== Given data
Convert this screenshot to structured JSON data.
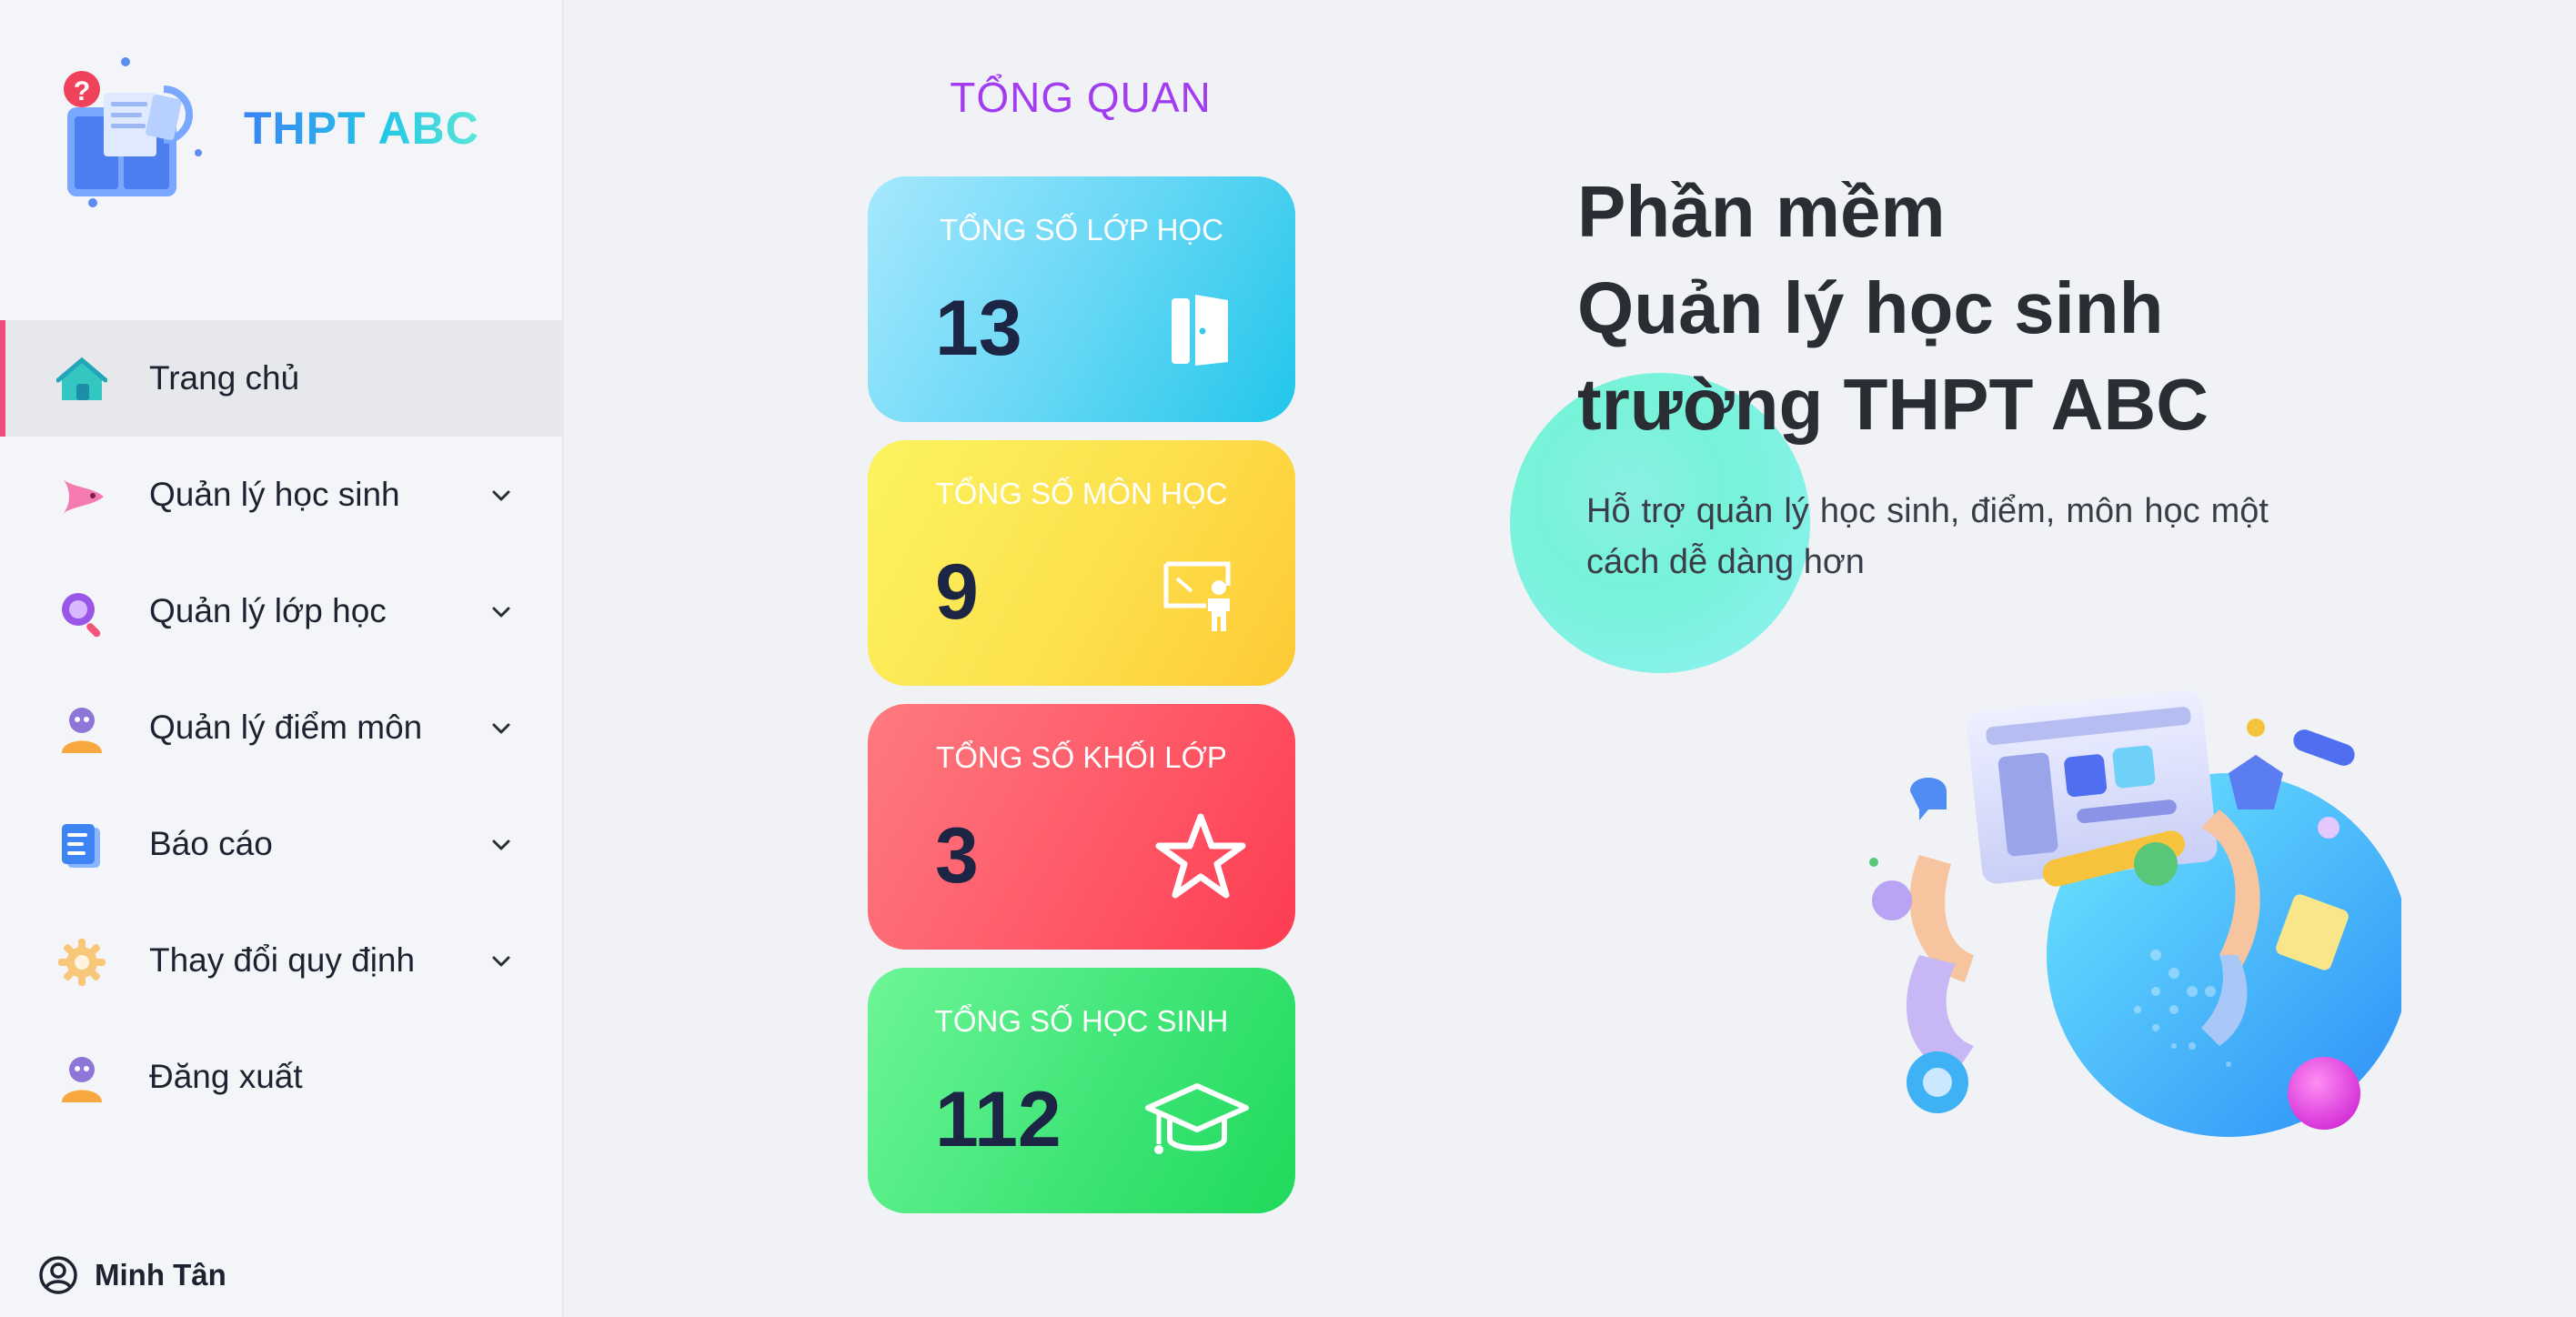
{
  "brand": {
    "name": "THPT ABC"
  },
  "sidebar": {
    "items": [
      {
        "label": "Trang chủ",
        "active": true,
        "has_children": false
      },
      {
        "label": "Quản lý học sinh",
        "active": false,
        "has_children": true
      },
      {
        "label": "Quản lý lớp học",
        "active": false,
        "has_children": true
      },
      {
        "label": "Quản lý điểm môn",
        "active": false,
        "has_children": true
      },
      {
        "label": "Báo cáo",
        "active": false,
        "has_children": true
      },
      {
        "label": "Thay đổi quy định",
        "active": false,
        "has_children": true
      },
      {
        "label": "Đăng xuất",
        "active": false,
        "has_children": false
      }
    ],
    "user": {
      "name": "Minh Tân"
    }
  },
  "overview": {
    "title": "TỔNG QUAN",
    "cards": [
      {
        "title": "TỔNG SỐ LỚP HỌC",
        "value": "13",
        "icon": "door-icon"
      },
      {
        "title": "TỔNG SỐ MÔN HỌC",
        "value": "9",
        "icon": "teacher-board-icon"
      },
      {
        "title": "TỔNG SỐ KHỐI LỚP",
        "value": "3",
        "icon": "star-icon"
      },
      {
        "title": "TỔNG SỐ HỌC SINH",
        "value": "112",
        "icon": "graduation-cap-icon"
      }
    ]
  },
  "hero": {
    "title_lines": [
      "Phần mềm",
      "Quản lý học sinh",
      "trường THPT ABC"
    ],
    "subtitle": "Hỗ trợ quản lý học sinh, điểm, môn học một cách dễ dàng hơn"
  },
  "colors": {
    "accent_pink": "#ee4d7d",
    "overview_title": "#a13cf0",
    "card_blue": "#22c6ea",
    "card_yellow": "#fec936",
    "card_red": "#fd3c51",
    "card_green": "#1fd95b"
  }
}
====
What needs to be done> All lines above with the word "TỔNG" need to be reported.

Completed task>
    "title": "TỔNG QUAN",
        "title": "TỔNG SỐ LỚP HỌC",
        "title": "TỔNG SỐ MÔN HỌC",
        "title": "TỔNG SỐ KHỐI LỚP",
        "title": "TỔNG SỐ HỌC SINH",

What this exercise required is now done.